The U.S. House of Representatives voted 205–217 against limiting the covert collection of telephone “metadata” under Section 215 of the Patriot Act to potential terrorists or spies who are actually under investigation. Reps. Justin Amash (R-Mich.) and John Conyers (D-Mich.) sponsored the amendment, which an unlikely coalition of liberal Democrats, libertarian Republicans, and Tea Party conservatives supported.
The vote was the first real test of congressional sentiment on NSA surveillance of millions of innocent Americans since Edward Snowden revealed that the nation’s premier spy agency has been systematically sweeping up data about every phone call in the United States. Although a loss is still a loss, this slim margin demonstrated an appetite for reform of the nation’s post-9/11 surveillance laws. It was also a striking contrast to the House’s 2011 overwhelming reauthorization of the same Patriot Act provisions.
The breadth of congressional opposition to the NSA program was particularly remarkable against the backdrop of intense lobbying efforts from the administration. General Keith Alexander, the nation’s chief spy, held emergency classified briefings for House members to extol the virtues of the NSA’s phone record fetish. At the same time, the White House denounced the Amash-Conyers amendment before it even reached the House floor, a rare step for any president.
For an administration that has defended NSA snooping on the theory that it has the blessing of all three branches of government, the mounting dissent in Congress should indeed be cause for alarm. A steady stream of new legislation has been introduced to reform the Patriot Act since the scope of the NSA’s domestic spying became public. Lawmakers have also raised serious concerns about the Foreign Intelligence Surveillance Court, which operates in secret and again approved the telephone records program last week. Even the author of the Patriot Act, Rep. Jim Sensenbrenner (R-Wis.), wrote to the Attorney General to protest the court’s “overbroad interpretation” of the law, suggesting that Congress would be unlikely to reauthorize it.
Moves to limit the government’s reach is no doubt a reflection of the increasing disquiet among Americans who recognize that dragnet surveillance of domestic phone records is not only highly invasive, but also unnecessary and likely unconstitutional. With Rep. Amash’s vow to fight on, it also signals a rare opportunity to achieve meaningful, bipartisan reform on privacy and surveillance issues.
In sum, there is an important victory hidden beneath this defeat.

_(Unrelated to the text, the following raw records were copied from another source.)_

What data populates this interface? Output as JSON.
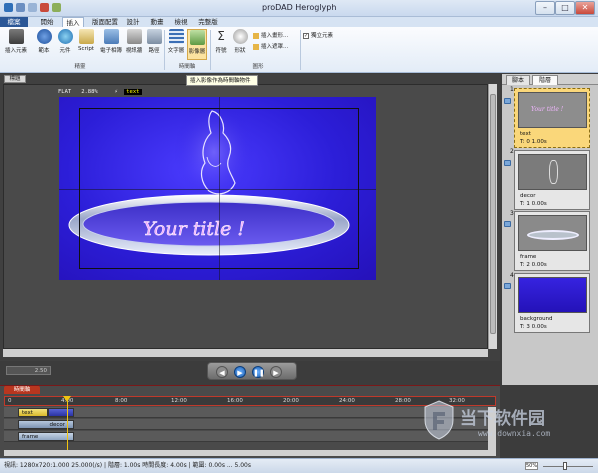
{
  "app": {
    "title": "proDAD Heroglyph"
  },
  "ribbon_tabs": [
    "檔案",
    "開始",
    "插入",
    "版面配置",
    "設計",
    "動畫",
    "檢視",
    "完整版"
  ],
  "ribbon": {
    "buttons": {
      "insert_element": "插入元素",
      "library": "範本",
      "element": "元件",
      "script": "Script",
      "album": "電子相簿",
      "video": "視訊牆",
      "path": "路徑",
      "text_layer": "文字層",
      "image_layer": "影像層",
      "symbol": "符號",
      "shape": "形狀",
      "insert_drawing": "插入畫形...",
      "insert_mask": "插入遮罩...",
      "standalone": "獨立元素"
    },
    "groups": {
      "effects": "精靈",
      "timeline": "時間軸",
      "graphics": "圖形"
    }
  },
  "tooltip": "插入影像作為時間軸物件",
  "stage": {
    "label": "標題",
    "info_mode": "FLAT",
    "info_zoom": "2.88%",
    "info_tag": "text",
    "zoom_value": "2.50",
    "title_text": "Your title !"
  },
  "layers_panel": {
    "tabs": [
      "腳本",
      "階層"
    ],
    "layers": [
      {
        "num": "1.",
        "name": "text",
        "time": "T: 0  1.00s",
        "selected": true
      },
      {
        "num": "2.",
        "name": "decor",
        "time": "T: 1  0.00s",
        "selected": false
      },
      {
        "num": "3.",
        "name": "frame",
        "time": "T: 2  0.00s",
        "selected": false
      },
      {
        "num": "4.",
        "name": "background",
        "time": "T: 3  0.00s",
        "selected": false
      }
    ]
  },
  "timeline": {
    "tab_label": "時間軸",
    "ticks": [
      "4:00",
      "8:00",
      "12:00",
      "16:00",
      "20:00",
      "24:00",
      "28:00",
      "32:00"
    ],
    "start_tick": "0",
    "tracks": [
      {
        "label": "text"
      },
      {
        "label": "decor"
      },
      {
        "label": "frame"
      }
    ]
  },
  "watermark": {
    "line1": "当下软件园",
    "line2": "www.downxia.com"
  },
  "statusbar": {
    "text": "視訊: 1280x720:1.000  25.000(/s)  | 階層: 1.00s  時間長度: 4.00s  | 範圍: 0.00s ... 5.00s",
    "zoom": "50%"
  }
}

The unexpectedly strong opposition appears to be the beginning of a new chapter in the battle for privacy in the digital age. At very least, it ensures that more debate and more proposals are soon to follow — and may well succeed the next time around.
Photo by Scott Beale.